By Erich Wagner (File photo)
Police said Tuesday that following an autopsy, they have ruled Monday’s “suspicious death” in the Rosemont neighborhood to be a homicide.
Spokeswoman Ashley Hildebrandt said that the autopsy revealed that 69-year-old Ronald Kirby died as a result of multiple gunshot wounds to his torso. Although she could not go into the details of the case, she said those wounds were not “immediately apparent” to first responders.
Hildebrandt said at around 12:30 p.m. Monday, a relative found Kirby, who had been director of transportation planning for the Metropolitan Washington Council of Governments since 1987, unconscious on the first floor of his home. Medics pronounced him dead at the scene.
Police Chief Earl Cook said at a news conference Tuesday that while the investigation is still in its early stages, he said neighbors have no reason to fear for their safety.

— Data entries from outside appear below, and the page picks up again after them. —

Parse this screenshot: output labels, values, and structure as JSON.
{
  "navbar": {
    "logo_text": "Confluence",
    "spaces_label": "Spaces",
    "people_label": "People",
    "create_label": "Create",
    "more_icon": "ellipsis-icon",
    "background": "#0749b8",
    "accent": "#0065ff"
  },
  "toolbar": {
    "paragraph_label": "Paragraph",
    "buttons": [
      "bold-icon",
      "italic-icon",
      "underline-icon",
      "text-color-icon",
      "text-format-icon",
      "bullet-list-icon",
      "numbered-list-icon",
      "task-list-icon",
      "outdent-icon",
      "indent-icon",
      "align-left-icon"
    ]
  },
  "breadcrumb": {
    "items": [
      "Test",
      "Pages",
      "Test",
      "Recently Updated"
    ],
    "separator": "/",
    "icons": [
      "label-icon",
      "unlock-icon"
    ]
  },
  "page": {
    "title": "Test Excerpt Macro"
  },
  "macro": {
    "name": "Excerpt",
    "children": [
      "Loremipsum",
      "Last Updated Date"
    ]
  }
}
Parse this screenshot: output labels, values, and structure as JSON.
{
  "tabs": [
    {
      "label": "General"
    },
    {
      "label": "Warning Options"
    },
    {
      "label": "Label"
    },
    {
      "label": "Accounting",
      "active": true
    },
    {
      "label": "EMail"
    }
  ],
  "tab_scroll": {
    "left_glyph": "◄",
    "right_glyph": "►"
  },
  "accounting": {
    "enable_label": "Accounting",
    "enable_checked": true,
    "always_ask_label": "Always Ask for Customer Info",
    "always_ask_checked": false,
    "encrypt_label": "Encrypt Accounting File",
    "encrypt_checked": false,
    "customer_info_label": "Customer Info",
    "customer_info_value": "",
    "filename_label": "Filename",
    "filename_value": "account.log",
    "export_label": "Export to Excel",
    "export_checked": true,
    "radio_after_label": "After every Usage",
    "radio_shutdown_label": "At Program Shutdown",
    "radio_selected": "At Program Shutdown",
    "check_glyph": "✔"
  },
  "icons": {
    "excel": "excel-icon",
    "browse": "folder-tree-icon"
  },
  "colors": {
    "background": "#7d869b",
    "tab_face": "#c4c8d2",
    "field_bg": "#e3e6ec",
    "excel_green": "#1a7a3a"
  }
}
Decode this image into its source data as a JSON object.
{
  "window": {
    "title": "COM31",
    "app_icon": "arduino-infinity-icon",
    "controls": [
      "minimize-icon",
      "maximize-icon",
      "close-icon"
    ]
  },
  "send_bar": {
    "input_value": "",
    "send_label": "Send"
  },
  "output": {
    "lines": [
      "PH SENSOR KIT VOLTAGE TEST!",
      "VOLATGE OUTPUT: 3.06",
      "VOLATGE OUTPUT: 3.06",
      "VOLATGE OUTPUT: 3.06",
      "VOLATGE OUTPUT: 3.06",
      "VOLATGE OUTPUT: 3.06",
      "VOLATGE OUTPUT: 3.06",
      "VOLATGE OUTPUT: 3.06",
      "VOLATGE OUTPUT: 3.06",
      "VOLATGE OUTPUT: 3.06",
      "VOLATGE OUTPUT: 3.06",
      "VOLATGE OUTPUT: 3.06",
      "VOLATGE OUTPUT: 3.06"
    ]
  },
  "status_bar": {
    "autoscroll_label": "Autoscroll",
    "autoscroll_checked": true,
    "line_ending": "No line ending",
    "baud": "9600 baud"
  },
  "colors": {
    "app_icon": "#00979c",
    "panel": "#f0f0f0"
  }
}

“The investigation is now only 23, 24 hours long, so there’s obviously a lot of work left to be done,” Cook said. “But this is a quiet, stable community, a safe community. There’s no reason that neighbors or citizens be overly concerned that violence will continue in the neighborhood.”
Cook said investigators do not yet know if Kirby was specifically targeted, and said he could not elaborate on whether there were any signs of forced entry or theft from the home. But Hildebrandt said that there were no “apparent signs” of forced entry.
Cook said Kirby was last seen alive Monday morning.
COG Executive Director Chuck Bean said, in a statement, the group was devastated by Kirby’s death, calling him a leading transportation expert and key figure in the organization’s work.
“His deep knowledge and wise counsel assisted local, state and national officials in reaching consensus on the major transportation issues over the years,” Bean said. “More importantly, he was a trusted colleague and a dear friend to all of us at the council and his associates around the region. We extend our deepest sympathy to his family at this difficult time.”
City councilor Tim Lovain said he has worked on transportation issues with Kirby for many years and his death is a “terrible loss” for the region.
“The transportation planning board for [the COG] serves a critical role, but also one that has a lot of powerful members with their own self interests,” Lovain said. “With two states and the district pulling in different directions, he was the glue that held the team together for many many years. It’s just hard to imagine it without him.”
Lovain said that outside of transportation policy issues, Kirby was a nice guy and a beacon of integrity in the D.C. region.
“He was just a really nice guy, with a nice sense of humor,” Lovain said. “[He] was very well-respected by his staff, and although I think some people banged heads with him sometimes, they still respected him for his intelligence and his integrity and his determination to make the TPB an effective force for regional planning.”
Kirby’s death marks the fifth homicide in Alexandria in 2013. There were no homicides in 2012.
Police are asking anyone with information about the incident to call the Criminal Investigations Section of the Alexandria Police Department at 703-746-6711.
Police are investigating what they are calling a “suspicious death” that took place Monday in the Rosemont neighborhood.
Spokeswoman Ashley Hildebrandt said around 12:30 p.m. a relative found a 69-year-old man unconscious on the 200 block of Elm Street. The man was pronounced dead by medics at the scene.
Hildebrandt said the department is investigating the death as “suspicious,” although they will wait until an autopsy is performed — hopefully Tuesday — before ruling whether it was a homicide.
“It’s kind of suspicious in that it’s not obviously natural causes,” Hildebrandt said. “There’s something about the manner of death that makes us feel we need to investigate it further.”
Police are withholding the victim’s identity until they have notified his next of kin.